Government not to force banks to merge, Prijadi says
JAKARTA (JP): Finance minister Prijadi Praptosuhardjo said on Thursday the government would not force domestic banks to merge to create a stronger industry but would instead let the market forces decide.
"We'll not force banks to merge ... The merger of banks will be based on market forces," Prijadi told a seminar on banking.
"I will study all the messages coming from the market," he added.
Prijadi did not elaborate.
The government via the Indonesian Bank Restructuring Agency (IBRA), a unit under the finance ministry, has the majority ownership in 11 large private banks after they had been recapitalized or nationalized.
The banks under IBRA includes the publicly listed Bank Central Asia, Bank Internasional Indonesia, Bank Lippo, Bank Universal, Bank Niaga, Bank Bali, Bank Danamon and nonlisted Bank Artha Media, Bank Prima Express and Bank Patriot.
The recapitalization program brings the banks' capital adequacy ratio (CAR) to more than four percent. CAR is the ratio between capital and risk weighed assets.
The banking authority has decided that all banks must have a minimum CAR level of eight percent by the end of next year.
But as the banking environment continue to remain unfavorable with a weakening currency and rising interest rates, some banks are facing difficulties meeting the tough CAR requirement. Merging weak banks with strong banks is one alternative to resolve the problem. The other alternative is finding strategic investors to provide fresh capital to weak banks.
Forcing the banks to merge would also be difficult, particularly if the founding shareholders resist.
Head of IBRA's bank restructuring unit Subowo Musa said the agency was still studying the various alternatives to help banks meet the new CAR requirement.
Subowo said merging the low CAR banks with higher CAR banks was one alternative but he also said the agency would not force the merger process.
"We have plans to merge the (IBRA) banks, but we'll not force it... We'll discuss it with the (founding) shareholders first," he said at the same seminar.
Bank Indonesia also earlier said that it would not force the merger of smaller banks under its supervision.
Bank Indonesia banking supervision senior official Siti Fadjriah said it was likely that most of the banks would be able to meet the eight percent CAR requirement by the end of next year and that only around 10 banks might not be able to meet the requirement.
Central bank and government officials have said that banks which do not meet the CAR requirement would not be recapitalized by the government.
Launching a second recapitalization program would reduce confidence in the banking industry.
The government has just completed its costly bank recapitalization and restructuring program by issuing more than Rp 640 trillion worth of bonds.

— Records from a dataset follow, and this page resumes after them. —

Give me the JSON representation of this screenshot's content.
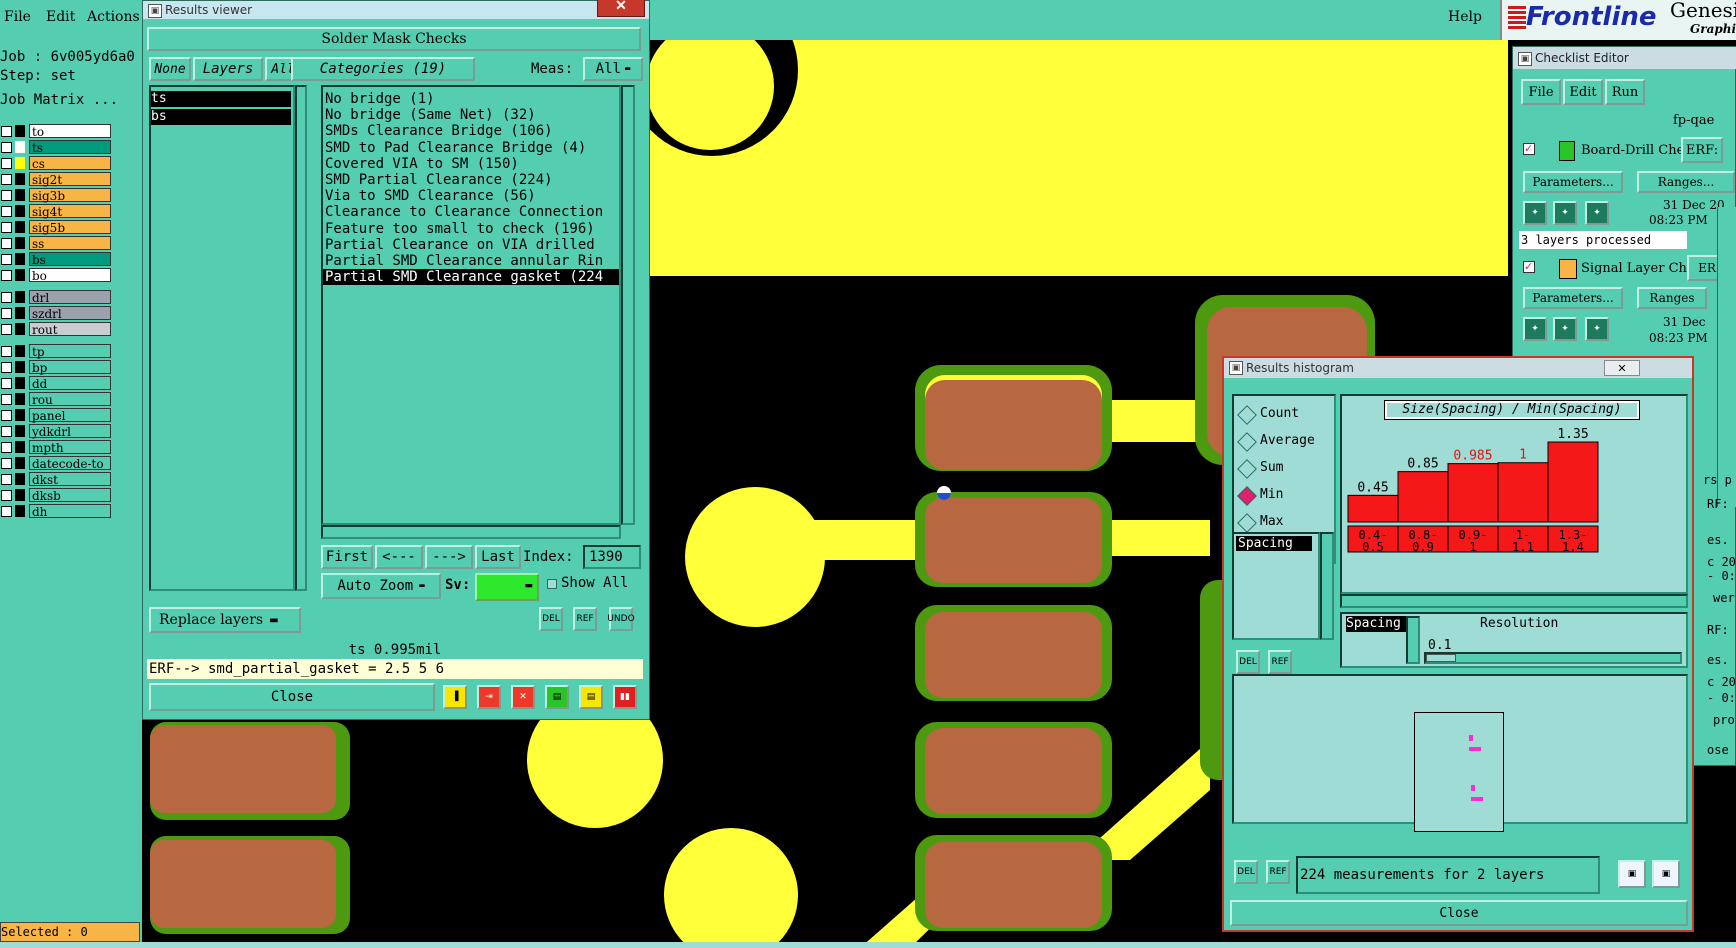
{
  "menubar": {
    "file": "File",
    "edit": "Edit",
    "actions": "Actions",
    "help": "Help"
  },
  "brand": {
    "logo": "Frontline",
    "product": "Genesi",
    "sub": "Graphic"
  },
  "sidebar": {
    "job": "Job : 6v005yd6a0",
    "step": "Step: set",
    "job_matrix": "Job Matrix ...",
    "selected": "Selected : 0",
    "layers": [
      {
        "name": "to",
        "color": "#ffffff",
        "swatch": "#000000"
      },
      {
        "name": "ts",
        "color": "#009a7e",
        "swatch": "#ffffff"
      },
      {
        "name": "cs",
        "color": "#f8b545",
        "swatch": "#ffff00"
      },
      {
        "name": "sig2t",
        "color": "#f8b545",
        "swatch": "#000000"
      },
      {
        "name": "sig3b",
        "color": "#f8b545",
        "swatch": "#000000"
      },
      {
        "name": "sig4t",
        "color": "#f8b545",
        "swatch": "#000000"
      },
      {
        "name": "sig5b",
        "color": "#f8b545",
        "swatch": "#000000"
      },
      {
        "name": "ss",
        "color": "#f8b545",
        "swatch": "#000000"
      },
      {
        "name": "bs",
        "color": "#009a7e",
        "swatch": "#000000"
      },
      {
        "name": "bo",
        "color": "#ffffff",
        "swatch": "#000000"
      },
      {
        "name": "drl",
        "color": "#9aa3ad",
        "swatch": "#000000"
      },
      {
        "name": "szdrl",
        "color": "#9aa3ad",
        "swatch": "#000000"
      },
      {
        "name": "rout",
        "color": "#c9cdd0",
        "swatch": "#000000"
      },
      {
        "name": "tp",
        "color": "#55cdb0",
        "swatch": "#000000"
      },
      {
        "name": "bp",
        "color": "#55cdb0",
        "swatch": "#000000"
      },
      {
        "name": "dd",
        "color": "#55cdb0",
        "swatch": "#000000"
      },
      {
        "name": "rou",
        "color": "#55cdb0",
        "swatch": "#000000"
      },
      {
        "name": "panel",
        "color": "#55cdb0",
        "swatch": "#000000"
      },
      {
        "name": "ydkdrl",
        "color": "#55cdb0",
        "swatch": "#000000"
      },
      {
        "name": "mpth",
        "color": "#55cdb0",
        "swatch": "#000000"
      },
      {
        "name": "datecode-to",
        "color": "#55cdb0",
        "swatch": "#000000"
      },
      {
        "name": "dkst",
        "color": "#55cdb0",
        "swatch": "#000000"
      },
      {
        "name": "dksb",
        "color": "#55cdb0",
        "swatch": "#000000"
      },
      {
        "name": "dh",
        "color": "#55cdb0",
        "swatch": "#000000"
      }
    ]
  },
  "results_viewer": {
    "title": "Results viewer",
    "header": "Solder Mask Checks",
    "none_btn": "None",
    "layers_btn": "Layers",
    "all_btn": "All",
    "categories_btn": "Categories (19)",
    "meas_label": "Meas:",
    "meas_value": "All",
    "layer_list": [
      "ts",
      "bs"
    ],
    "categories": [
      "No bridge (1)",
      "No bridge (Same Net) (32)",
      "SMDs Clearance Bridge (106)",
      "SMD to Pad Clearance Bridge (4)",
      "Covered VIA to SM (150)",
      "SMD Partial Clearance (224)",
      "Via to SMD Clearance (56)",
      "Clearance to Clearance Connection",
      "Feature too small to check (196)",
      "Partial Clearance on VIA drilled",
      "Partial SMD Clearance annular Rin",
      "Partial SMD Clearance gasket (224"
    ],
    "first": "First",
    "prev": "<---",
    "next": "--->",
    "last": "Last",
    "index_label": "Index:",
    "index_value": "1390",
    "auto_zoom": "Auto Zoom",
    "sv_label": "Sv:",
    "show_all": "Show All",
    "replace_layers": "Replace layers",
    "del": "DEL",
    "ref": "REF",
    "undo": "UNDO",
    "status": "ts 0.995mil",
    "erf": "ERF--> smd_partial_gasket = 2.5 5 6",
    "close": "Close"
  },
  "checklist": {
    "title": "Checklist Editor",
    "file": "File",
    "edit": "Edit",
    "run": "Run",
    "name": "fp-qae",
    "item1": "Board-Drill Che",
    "item2": "Signal Layer Ch",
    "erf": "ERF:",
    "er": "ER",
    "parameters": "Parameters...",
    "ranges": "Ranges...",
    "ranges2": "Ranges",
    "date1": "31 Dec 20",
    "time1": "08:23 PM",
    "date2": "31 Dec",
    "time2": "08:23 PM",
    "processed": "3 layers processed",
    "edge": [
      "rs p",
      "RF:",
      "es.",
      "c 20",
      "- 0:",
      "wer",
      "RF:",
      "es.",
      "c 20",
      "- 0:",
      "pro",
      "ose"
    ]
  },
  "histogram": {
    "title": "Results histogram",
    "radios": [
      {
        "label": "Count",
        "selected": false
      },
      {
        "label": "Average",
        "selected": false
      },
      {
        "label": "Sum",
        "selected": false
      },
      {
        "label": "Min",
        "selected": true
      },
      {
        "label": "Max",
        "selected": false
      }
    ],
    "list_item": "Spacing",
    "axis_item": "Spacing",
    "resolution_label": "Resolution",
    "resolution_value": "0.1",
    "summary": "224 measurements for 2 layers",
    "close": "Close",
    "del": "DEL",
    "ref": "REF"
  },
  "chart_data": {
    "type": "bar",
    "title": "Size(Spacing) / Min(Spacing)",
    "categories": [
      "0.4-0.5",
      "0.8-0.9",
      "0.9-1",
      "1-1.1",
      "1.3-1.4"
    ],
    "cat_top": [
      "0.4-",
      "0.8-",
      "0.9-",
      "1-",
      "1.3-"
    ],
    "cat_bottom": [
      "0.5",
      "0.9",
      "1",
      "1.1",
      "1.4"
    ],
    "values": [
      0.45,
      0.85,
      0.985,
      1,
      1.35
    ],
    "value_labels": [
      "0.45",
      "0.85",
      "0.985",
      "1",
      "1.35"
    ],
    "highlight": [
      false,
      false,
      true,
      true,
      false
    ],
    "ylim": [
      0,
      1.35
    ],
    "bar_color": "#f51818",
    "highlight_label_color": "#e81010"
  }
}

Indonesia currently has some 160 banks. The government plans to cut down the number of banks to 15 "core banks" and 20 "focus" banks" in three years time.
IBRA is preparing the blueprint for shrinking the country's large banking industry.
The government is also planning to end its blanket guarantee system in the banking sector, replacing it with a deposit insurance system by the end of 2004.
Under the blanket guarantee system, the government guarantees all obligations of closed banks. The program was launched in 1998 when confidence in the domestic banking industry was dwindling. (rei)